*** Block opens ***

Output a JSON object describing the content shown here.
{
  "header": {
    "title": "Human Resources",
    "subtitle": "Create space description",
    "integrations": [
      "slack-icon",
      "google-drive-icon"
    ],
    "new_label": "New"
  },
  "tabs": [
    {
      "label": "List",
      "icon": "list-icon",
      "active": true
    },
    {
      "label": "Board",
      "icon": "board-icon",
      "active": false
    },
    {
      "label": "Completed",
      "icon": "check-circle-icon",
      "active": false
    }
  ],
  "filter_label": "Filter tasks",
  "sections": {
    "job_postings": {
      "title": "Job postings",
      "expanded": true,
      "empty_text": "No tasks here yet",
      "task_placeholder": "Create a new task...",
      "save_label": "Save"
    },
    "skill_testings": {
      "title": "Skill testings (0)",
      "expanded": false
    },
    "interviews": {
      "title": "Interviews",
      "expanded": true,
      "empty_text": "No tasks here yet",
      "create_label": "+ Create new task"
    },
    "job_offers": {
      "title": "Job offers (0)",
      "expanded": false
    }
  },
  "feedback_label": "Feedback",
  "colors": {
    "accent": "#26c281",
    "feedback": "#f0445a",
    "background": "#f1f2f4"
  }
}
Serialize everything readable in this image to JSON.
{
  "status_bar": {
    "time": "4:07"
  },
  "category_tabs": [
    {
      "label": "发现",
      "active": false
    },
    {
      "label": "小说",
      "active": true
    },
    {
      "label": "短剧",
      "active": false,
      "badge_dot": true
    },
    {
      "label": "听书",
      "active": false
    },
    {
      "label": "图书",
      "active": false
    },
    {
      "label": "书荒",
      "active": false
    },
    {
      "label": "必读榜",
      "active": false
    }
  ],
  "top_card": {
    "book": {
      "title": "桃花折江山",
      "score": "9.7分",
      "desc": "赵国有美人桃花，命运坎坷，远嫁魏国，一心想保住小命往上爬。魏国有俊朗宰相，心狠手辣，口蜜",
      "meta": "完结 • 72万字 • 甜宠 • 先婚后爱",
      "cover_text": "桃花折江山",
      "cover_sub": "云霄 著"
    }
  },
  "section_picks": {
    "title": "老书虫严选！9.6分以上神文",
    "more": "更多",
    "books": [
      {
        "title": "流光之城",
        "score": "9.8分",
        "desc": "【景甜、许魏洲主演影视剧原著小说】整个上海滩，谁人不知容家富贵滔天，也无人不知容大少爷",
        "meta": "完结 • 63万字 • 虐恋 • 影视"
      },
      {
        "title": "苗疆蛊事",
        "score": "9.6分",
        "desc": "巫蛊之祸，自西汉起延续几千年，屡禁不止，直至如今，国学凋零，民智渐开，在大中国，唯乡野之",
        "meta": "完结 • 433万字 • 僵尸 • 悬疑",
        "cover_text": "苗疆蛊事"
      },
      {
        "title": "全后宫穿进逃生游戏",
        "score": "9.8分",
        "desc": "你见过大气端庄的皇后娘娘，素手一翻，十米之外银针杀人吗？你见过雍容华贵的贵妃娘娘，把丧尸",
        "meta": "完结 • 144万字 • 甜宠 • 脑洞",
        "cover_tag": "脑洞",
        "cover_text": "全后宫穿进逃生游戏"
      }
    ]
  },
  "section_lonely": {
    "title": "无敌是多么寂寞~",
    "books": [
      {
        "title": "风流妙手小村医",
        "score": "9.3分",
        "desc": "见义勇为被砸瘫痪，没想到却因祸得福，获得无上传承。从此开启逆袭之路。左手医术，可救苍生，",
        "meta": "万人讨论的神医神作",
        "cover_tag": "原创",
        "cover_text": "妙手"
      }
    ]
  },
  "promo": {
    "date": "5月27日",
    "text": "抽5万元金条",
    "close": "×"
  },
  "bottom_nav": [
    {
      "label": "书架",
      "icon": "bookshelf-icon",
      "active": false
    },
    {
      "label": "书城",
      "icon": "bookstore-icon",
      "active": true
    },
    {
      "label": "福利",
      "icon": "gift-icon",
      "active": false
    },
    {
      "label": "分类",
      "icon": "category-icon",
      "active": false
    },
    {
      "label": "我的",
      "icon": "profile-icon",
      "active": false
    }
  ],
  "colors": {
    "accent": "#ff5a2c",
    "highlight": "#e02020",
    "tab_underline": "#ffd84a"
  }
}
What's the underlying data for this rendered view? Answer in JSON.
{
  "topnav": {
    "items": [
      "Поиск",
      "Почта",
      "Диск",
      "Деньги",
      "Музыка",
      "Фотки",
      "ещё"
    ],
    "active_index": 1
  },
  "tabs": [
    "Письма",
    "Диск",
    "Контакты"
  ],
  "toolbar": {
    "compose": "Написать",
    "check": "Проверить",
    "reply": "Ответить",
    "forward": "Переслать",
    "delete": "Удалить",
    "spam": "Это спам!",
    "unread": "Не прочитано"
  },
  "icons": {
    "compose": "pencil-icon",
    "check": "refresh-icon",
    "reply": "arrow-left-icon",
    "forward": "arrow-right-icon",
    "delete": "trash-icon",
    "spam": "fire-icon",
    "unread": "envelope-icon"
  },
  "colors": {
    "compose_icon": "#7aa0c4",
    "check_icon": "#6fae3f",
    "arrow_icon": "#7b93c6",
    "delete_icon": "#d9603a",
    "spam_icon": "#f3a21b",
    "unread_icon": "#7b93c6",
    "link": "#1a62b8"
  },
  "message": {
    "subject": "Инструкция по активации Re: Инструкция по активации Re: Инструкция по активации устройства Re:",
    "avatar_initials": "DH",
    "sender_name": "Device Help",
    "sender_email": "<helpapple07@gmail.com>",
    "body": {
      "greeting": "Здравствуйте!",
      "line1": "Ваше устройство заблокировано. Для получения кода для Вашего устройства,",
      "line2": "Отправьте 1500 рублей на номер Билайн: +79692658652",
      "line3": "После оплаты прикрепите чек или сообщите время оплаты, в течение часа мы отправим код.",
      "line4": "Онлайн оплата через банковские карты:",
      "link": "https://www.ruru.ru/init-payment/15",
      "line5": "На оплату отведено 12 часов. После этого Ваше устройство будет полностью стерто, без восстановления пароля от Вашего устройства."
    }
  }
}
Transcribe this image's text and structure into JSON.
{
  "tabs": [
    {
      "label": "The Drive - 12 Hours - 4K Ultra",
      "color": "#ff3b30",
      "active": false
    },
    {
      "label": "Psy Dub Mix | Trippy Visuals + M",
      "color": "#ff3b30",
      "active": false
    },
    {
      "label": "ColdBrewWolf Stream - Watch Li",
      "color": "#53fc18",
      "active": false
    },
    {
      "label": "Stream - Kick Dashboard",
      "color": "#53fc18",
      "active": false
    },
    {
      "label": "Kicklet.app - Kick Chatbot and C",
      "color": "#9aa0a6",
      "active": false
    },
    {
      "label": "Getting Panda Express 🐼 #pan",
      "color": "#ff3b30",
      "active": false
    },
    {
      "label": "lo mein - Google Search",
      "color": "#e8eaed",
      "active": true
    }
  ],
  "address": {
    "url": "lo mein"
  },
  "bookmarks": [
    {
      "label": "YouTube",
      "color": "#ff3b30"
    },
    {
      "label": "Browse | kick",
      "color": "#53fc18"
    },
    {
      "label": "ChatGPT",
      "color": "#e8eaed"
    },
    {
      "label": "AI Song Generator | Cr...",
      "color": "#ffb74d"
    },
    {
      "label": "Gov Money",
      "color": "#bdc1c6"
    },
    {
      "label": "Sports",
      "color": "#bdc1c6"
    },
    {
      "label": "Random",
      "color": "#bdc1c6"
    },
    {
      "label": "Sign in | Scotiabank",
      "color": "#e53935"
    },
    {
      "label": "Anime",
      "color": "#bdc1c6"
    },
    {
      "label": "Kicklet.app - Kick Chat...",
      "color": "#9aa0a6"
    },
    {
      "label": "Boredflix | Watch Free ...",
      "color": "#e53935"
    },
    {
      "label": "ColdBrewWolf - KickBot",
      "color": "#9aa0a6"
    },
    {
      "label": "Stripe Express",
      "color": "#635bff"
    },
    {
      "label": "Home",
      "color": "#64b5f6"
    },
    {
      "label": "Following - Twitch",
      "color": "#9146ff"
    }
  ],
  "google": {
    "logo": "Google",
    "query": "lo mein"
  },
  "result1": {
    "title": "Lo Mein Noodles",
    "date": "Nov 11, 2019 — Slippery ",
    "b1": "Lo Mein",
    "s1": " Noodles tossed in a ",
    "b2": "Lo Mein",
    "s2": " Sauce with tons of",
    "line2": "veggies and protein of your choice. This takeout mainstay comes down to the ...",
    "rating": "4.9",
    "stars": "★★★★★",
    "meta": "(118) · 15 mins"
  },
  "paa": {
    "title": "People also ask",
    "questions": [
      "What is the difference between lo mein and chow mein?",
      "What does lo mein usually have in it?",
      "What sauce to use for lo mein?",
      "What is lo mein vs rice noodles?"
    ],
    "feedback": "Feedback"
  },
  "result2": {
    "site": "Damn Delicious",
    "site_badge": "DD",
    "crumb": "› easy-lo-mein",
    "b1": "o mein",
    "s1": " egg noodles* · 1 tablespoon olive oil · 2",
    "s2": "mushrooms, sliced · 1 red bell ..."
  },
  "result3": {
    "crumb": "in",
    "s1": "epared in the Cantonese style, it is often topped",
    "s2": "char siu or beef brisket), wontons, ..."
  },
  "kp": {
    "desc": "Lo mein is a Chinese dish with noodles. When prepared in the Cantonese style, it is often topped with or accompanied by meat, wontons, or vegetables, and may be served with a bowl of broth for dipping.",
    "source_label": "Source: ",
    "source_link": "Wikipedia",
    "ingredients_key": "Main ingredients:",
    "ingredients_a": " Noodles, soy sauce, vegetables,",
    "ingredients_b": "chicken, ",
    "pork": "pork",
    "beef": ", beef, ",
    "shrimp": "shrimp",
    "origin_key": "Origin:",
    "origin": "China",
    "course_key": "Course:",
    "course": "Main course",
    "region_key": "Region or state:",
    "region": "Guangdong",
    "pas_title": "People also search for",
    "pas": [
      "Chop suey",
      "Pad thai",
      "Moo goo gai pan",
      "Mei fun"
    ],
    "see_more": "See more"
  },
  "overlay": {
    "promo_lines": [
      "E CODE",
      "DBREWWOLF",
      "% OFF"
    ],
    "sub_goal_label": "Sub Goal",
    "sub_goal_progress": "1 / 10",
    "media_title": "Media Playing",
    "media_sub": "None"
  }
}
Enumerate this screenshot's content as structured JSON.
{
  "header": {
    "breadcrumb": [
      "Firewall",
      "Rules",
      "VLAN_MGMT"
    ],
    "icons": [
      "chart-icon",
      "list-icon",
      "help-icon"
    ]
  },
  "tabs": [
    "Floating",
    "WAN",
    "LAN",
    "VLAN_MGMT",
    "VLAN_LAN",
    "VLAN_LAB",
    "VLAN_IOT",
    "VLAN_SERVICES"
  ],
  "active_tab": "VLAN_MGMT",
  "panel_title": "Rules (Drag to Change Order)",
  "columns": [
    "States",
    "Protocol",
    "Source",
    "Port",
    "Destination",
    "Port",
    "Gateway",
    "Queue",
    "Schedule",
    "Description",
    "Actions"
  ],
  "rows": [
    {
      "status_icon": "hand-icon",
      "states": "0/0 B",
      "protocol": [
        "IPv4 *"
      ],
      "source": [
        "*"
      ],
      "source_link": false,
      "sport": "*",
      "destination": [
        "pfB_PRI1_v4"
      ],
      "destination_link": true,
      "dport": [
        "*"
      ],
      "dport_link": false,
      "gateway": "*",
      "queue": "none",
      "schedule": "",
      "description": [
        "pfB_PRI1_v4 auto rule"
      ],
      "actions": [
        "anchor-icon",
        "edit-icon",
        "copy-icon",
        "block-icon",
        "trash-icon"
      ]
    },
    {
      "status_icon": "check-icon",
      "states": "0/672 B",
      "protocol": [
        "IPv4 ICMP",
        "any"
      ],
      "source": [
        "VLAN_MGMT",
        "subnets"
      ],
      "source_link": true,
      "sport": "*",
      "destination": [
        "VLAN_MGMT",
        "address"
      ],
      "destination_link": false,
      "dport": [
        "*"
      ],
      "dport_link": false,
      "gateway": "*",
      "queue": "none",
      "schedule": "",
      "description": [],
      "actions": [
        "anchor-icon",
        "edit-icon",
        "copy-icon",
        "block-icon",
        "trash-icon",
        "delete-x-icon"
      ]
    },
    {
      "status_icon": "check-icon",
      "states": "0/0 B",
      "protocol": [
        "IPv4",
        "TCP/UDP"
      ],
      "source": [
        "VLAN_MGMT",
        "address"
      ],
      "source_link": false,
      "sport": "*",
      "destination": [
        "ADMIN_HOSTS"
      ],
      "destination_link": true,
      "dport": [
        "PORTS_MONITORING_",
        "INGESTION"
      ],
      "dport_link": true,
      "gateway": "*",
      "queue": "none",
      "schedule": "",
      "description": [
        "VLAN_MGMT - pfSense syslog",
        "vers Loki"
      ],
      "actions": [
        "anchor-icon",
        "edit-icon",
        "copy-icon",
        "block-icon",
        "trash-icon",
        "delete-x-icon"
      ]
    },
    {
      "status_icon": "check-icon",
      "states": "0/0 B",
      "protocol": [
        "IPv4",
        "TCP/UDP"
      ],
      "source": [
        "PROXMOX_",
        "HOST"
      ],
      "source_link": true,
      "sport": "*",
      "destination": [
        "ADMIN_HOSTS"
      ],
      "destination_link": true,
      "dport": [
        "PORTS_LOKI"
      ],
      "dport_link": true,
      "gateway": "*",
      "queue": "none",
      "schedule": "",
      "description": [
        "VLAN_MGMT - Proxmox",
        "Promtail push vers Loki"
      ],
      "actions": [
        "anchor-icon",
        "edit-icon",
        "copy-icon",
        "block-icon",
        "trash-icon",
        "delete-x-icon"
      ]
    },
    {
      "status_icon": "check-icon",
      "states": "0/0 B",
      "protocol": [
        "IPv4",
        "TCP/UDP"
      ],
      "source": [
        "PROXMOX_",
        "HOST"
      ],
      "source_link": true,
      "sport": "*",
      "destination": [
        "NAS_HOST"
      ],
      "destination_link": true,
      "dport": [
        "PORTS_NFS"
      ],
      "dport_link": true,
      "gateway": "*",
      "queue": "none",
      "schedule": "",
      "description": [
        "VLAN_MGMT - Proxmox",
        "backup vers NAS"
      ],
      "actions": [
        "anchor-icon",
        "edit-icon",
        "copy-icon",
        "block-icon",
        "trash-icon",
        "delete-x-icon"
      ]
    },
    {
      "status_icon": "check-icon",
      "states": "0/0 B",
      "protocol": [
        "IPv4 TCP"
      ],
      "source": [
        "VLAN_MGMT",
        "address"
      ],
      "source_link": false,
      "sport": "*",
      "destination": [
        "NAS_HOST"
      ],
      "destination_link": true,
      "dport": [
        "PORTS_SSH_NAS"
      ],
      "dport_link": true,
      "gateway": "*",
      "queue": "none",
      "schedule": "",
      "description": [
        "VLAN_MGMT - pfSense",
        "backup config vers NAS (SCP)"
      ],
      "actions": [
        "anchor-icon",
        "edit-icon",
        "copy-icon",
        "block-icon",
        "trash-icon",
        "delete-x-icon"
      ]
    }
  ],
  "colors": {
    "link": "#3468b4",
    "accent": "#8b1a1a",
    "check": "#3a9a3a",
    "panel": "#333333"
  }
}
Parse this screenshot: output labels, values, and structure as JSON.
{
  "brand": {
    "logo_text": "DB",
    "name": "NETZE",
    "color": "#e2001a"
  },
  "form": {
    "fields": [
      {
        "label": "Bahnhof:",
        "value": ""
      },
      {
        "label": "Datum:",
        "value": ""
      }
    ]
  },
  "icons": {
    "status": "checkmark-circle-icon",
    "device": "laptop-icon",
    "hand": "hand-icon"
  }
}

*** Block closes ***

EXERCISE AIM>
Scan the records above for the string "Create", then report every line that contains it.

PROBLEM SOLUTION>
    "subtitle": "Create space description",
      "task_placeholder": "Create a new task...",
      "create_label": "+ Create new task"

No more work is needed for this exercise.